Assignment:
From the entries, copy every line that carries the string "content".

Dataset rows for apps and sites:
:::

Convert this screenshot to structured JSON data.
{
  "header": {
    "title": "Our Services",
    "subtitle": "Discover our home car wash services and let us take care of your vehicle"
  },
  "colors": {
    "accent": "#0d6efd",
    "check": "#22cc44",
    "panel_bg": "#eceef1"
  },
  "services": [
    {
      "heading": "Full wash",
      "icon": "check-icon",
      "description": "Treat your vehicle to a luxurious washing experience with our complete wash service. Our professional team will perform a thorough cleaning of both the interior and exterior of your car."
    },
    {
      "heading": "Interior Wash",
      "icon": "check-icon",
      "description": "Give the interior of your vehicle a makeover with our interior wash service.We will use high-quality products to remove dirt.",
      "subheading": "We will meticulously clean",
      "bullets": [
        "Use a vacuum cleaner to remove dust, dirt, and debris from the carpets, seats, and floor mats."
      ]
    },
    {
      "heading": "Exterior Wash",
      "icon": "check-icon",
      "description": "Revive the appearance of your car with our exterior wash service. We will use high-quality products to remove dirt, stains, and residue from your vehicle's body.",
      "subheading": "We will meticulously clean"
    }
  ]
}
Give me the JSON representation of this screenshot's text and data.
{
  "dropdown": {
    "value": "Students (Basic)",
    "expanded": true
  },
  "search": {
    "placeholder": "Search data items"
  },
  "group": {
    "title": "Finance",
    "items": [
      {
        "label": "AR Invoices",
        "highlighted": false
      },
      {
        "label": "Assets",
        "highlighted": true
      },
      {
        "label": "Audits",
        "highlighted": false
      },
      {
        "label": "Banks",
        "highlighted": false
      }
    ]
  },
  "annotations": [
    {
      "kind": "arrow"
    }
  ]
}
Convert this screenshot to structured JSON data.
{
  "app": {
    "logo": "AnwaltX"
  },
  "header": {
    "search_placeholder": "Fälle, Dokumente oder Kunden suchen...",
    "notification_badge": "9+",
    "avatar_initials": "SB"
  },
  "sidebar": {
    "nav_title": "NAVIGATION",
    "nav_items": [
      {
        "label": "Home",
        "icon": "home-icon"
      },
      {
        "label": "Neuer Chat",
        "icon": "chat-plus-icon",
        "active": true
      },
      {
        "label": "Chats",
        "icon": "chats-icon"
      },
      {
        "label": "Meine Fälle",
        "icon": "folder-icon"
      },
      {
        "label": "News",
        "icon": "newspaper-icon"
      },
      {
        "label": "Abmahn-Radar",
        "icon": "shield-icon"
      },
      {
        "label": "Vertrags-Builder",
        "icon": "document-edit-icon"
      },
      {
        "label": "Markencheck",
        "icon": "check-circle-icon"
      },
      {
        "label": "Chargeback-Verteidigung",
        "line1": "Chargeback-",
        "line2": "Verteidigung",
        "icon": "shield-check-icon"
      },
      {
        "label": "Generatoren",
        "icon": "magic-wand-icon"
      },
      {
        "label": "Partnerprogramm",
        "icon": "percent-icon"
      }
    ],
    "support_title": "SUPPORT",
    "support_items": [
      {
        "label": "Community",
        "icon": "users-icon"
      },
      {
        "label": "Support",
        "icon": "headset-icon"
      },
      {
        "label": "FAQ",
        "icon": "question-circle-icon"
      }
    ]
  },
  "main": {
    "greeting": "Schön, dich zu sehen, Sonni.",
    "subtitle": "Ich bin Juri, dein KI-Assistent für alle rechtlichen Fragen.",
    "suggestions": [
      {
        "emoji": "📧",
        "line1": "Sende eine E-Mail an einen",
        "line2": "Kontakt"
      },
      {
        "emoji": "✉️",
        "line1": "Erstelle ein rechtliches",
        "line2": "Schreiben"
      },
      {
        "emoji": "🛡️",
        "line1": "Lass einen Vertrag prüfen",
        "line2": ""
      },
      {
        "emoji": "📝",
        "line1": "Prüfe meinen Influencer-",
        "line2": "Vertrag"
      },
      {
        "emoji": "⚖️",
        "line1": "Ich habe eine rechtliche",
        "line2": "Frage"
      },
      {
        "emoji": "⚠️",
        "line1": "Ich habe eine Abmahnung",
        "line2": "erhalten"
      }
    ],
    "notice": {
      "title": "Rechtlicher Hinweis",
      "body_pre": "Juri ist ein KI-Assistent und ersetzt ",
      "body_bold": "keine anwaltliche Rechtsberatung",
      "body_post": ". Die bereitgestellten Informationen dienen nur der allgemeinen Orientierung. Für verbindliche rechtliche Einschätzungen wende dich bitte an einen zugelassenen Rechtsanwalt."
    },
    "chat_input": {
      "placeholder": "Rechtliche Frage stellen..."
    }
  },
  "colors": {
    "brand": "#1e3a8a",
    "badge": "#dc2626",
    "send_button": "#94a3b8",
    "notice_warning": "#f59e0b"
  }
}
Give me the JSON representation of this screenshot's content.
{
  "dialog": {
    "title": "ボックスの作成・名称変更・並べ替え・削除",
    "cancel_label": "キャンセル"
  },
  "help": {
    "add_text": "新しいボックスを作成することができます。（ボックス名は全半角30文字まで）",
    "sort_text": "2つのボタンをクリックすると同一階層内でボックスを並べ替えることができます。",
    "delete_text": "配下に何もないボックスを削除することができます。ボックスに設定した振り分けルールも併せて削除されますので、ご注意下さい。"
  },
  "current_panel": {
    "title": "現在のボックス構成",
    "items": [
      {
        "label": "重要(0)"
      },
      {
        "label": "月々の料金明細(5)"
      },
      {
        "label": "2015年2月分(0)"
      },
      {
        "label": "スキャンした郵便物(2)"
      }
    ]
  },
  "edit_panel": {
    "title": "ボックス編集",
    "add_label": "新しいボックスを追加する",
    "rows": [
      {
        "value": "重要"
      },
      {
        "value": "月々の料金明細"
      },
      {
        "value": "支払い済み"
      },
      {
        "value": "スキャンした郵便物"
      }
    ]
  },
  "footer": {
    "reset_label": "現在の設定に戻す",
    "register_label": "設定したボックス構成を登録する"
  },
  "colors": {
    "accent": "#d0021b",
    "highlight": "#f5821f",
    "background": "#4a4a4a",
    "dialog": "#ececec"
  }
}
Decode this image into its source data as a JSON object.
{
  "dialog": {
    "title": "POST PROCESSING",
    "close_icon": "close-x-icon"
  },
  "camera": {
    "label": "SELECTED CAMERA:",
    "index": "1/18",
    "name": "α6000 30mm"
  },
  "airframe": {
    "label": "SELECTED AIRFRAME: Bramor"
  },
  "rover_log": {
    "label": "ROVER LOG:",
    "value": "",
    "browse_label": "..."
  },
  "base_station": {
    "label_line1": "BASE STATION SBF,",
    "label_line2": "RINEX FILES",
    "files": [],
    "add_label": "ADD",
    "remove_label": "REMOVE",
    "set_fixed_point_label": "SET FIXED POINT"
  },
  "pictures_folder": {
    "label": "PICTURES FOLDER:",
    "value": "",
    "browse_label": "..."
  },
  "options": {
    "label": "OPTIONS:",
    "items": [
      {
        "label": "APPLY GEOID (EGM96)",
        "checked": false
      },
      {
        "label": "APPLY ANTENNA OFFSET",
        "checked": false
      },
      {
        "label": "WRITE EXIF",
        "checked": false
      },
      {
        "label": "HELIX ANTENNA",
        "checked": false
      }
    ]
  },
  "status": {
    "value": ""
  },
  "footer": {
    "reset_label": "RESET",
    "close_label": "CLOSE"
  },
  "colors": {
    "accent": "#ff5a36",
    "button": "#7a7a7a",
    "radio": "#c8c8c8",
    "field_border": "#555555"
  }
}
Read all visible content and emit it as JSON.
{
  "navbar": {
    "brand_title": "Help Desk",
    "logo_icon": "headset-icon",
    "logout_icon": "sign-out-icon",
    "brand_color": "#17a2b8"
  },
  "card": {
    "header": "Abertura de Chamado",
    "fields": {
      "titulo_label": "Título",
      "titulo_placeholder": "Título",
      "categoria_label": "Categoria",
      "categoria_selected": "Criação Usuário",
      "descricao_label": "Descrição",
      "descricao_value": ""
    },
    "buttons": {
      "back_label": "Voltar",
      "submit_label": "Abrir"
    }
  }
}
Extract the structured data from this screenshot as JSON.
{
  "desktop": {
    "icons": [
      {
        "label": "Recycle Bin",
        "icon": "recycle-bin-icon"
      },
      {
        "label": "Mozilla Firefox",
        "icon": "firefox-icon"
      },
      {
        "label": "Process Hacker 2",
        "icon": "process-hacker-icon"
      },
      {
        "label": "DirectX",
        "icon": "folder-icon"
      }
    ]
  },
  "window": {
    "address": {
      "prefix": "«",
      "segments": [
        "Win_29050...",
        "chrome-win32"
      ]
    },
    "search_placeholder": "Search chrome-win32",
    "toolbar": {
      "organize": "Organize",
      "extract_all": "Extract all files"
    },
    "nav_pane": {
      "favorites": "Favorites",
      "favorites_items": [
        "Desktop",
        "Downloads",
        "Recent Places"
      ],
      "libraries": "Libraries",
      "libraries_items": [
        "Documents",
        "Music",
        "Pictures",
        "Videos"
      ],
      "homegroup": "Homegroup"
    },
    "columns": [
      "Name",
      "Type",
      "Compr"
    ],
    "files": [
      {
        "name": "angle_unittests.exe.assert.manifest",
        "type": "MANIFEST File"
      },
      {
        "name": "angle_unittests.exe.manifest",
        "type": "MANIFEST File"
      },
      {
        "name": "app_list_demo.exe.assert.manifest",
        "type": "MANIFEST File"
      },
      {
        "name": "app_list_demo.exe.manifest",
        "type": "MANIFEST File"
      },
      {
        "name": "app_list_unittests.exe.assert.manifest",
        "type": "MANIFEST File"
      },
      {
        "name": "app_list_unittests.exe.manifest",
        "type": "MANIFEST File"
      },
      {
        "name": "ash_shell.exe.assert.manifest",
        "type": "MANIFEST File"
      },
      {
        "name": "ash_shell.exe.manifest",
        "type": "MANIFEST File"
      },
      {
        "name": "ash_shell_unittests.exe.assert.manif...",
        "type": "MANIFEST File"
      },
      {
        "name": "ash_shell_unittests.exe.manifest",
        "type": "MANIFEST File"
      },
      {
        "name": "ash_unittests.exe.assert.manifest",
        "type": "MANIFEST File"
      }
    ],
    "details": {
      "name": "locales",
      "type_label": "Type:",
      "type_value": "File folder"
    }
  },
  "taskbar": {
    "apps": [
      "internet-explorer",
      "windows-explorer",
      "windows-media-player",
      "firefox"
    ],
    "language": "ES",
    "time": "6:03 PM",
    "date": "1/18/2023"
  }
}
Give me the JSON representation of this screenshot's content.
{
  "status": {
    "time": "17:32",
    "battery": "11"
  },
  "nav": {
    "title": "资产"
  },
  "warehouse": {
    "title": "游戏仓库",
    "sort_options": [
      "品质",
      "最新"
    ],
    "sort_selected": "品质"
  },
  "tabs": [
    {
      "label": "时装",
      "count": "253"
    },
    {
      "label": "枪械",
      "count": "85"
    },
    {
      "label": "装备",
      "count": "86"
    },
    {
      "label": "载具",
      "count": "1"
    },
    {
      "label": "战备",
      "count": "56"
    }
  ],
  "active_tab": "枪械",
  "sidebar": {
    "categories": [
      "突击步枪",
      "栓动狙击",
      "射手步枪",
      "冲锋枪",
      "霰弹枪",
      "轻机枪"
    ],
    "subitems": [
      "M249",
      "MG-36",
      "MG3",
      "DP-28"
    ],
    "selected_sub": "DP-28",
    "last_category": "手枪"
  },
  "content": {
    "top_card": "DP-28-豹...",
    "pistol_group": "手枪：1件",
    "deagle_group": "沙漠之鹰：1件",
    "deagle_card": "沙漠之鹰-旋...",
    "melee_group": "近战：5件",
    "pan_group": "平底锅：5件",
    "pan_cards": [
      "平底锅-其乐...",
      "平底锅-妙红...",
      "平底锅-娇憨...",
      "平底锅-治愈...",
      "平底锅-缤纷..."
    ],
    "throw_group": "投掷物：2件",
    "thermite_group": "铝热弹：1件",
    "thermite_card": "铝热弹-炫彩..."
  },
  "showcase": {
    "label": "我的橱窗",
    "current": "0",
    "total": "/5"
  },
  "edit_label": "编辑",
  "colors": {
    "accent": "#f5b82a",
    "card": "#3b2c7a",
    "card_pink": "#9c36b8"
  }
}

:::

Solution to this problem:
Give me the JSON representation of this screenshot's content.
Read all visible content and emit it as JSON.
Give me the JSON representation of this screenshot's content.
  "content": {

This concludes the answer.